[Excerpts from a dataset]
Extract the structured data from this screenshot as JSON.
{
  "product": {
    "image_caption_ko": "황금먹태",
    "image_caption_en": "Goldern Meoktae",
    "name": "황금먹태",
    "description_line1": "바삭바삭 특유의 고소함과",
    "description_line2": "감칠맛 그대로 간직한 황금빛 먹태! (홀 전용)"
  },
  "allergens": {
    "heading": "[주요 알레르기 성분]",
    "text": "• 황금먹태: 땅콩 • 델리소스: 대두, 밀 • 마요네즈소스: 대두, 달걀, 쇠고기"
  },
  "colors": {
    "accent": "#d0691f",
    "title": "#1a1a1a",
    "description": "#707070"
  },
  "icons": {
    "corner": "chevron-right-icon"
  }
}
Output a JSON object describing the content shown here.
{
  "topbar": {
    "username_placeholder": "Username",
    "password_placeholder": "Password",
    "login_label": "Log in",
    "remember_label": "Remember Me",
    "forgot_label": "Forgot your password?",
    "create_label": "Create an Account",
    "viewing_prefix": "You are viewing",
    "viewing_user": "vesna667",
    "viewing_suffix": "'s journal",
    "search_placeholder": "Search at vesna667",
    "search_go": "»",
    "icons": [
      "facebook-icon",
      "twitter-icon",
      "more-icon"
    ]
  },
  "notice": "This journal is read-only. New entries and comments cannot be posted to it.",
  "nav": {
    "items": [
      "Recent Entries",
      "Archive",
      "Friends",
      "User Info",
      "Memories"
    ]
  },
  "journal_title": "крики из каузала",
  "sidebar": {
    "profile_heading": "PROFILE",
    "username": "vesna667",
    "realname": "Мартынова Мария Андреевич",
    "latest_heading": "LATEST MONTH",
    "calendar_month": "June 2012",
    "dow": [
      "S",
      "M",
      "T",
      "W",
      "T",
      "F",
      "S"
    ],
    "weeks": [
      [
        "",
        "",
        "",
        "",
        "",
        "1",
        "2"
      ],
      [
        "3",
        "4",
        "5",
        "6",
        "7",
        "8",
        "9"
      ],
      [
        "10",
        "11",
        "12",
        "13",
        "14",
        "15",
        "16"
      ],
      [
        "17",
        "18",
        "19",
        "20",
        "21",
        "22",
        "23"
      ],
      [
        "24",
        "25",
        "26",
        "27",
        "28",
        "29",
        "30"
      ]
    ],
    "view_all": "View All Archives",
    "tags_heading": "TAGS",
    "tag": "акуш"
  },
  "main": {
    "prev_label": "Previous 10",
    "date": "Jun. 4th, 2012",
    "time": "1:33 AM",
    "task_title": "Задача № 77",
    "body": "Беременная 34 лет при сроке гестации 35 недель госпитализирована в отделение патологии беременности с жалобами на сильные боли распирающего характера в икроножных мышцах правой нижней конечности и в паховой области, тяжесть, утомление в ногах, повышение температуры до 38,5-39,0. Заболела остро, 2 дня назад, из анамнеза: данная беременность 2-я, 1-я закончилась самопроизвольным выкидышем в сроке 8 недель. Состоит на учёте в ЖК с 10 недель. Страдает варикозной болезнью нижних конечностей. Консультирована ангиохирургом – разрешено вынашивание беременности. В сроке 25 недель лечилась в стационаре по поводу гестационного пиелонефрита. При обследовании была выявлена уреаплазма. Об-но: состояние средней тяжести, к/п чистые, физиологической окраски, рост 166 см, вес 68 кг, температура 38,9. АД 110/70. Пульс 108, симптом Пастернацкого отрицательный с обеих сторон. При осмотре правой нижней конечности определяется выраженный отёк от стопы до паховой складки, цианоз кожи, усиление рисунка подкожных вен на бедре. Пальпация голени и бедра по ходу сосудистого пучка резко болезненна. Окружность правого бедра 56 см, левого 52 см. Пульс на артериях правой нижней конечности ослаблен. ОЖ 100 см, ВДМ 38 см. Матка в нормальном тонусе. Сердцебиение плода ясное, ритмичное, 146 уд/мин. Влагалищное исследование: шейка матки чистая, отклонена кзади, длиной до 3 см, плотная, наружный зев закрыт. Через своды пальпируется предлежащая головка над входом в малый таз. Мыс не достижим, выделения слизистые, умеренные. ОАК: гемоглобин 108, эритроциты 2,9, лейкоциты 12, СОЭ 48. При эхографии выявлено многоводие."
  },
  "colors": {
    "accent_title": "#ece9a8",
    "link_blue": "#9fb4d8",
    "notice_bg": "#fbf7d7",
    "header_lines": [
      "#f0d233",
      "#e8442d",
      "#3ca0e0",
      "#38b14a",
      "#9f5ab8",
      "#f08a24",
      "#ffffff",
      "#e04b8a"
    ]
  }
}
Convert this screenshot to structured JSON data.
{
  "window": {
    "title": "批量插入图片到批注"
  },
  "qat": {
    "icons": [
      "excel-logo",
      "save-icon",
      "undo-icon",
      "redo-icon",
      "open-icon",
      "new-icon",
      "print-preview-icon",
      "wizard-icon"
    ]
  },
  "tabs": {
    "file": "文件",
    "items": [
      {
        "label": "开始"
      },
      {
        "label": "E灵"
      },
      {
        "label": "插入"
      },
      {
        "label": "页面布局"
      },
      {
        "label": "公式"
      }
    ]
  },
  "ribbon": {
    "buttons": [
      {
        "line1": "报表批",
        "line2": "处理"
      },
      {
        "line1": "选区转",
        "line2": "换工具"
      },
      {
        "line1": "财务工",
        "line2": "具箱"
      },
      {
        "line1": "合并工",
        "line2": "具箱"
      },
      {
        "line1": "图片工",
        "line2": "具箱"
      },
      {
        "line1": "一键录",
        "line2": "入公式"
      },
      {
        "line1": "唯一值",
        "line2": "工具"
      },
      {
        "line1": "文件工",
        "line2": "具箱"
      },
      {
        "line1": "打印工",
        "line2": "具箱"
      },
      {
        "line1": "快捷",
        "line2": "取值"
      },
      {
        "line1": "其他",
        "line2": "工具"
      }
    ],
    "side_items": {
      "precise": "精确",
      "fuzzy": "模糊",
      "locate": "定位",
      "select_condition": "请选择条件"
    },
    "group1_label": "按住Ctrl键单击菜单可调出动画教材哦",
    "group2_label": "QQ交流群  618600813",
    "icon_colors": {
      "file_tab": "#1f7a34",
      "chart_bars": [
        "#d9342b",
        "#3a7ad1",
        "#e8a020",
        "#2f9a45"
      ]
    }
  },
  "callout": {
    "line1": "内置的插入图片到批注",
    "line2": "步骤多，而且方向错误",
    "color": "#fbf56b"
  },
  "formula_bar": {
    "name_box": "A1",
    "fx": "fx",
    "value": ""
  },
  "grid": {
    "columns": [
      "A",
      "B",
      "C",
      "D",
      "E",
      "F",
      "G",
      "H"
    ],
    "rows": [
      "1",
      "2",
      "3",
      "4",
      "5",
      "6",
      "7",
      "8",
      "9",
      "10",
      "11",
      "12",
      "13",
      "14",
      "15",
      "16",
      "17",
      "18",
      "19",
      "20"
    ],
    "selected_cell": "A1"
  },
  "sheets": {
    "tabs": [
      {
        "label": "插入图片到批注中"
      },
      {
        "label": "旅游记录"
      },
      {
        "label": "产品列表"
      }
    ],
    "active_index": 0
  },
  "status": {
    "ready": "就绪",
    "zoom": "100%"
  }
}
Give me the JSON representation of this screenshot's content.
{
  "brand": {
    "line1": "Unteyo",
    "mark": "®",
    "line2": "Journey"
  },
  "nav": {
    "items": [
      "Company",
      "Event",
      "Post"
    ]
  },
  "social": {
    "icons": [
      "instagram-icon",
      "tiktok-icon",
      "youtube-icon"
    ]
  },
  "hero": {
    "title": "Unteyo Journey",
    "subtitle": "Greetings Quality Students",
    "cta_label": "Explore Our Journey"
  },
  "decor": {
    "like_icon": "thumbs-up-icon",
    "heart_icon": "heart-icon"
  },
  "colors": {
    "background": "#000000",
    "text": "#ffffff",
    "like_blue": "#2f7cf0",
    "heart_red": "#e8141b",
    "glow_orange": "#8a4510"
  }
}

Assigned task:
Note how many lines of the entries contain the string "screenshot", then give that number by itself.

Result of this exercise:
3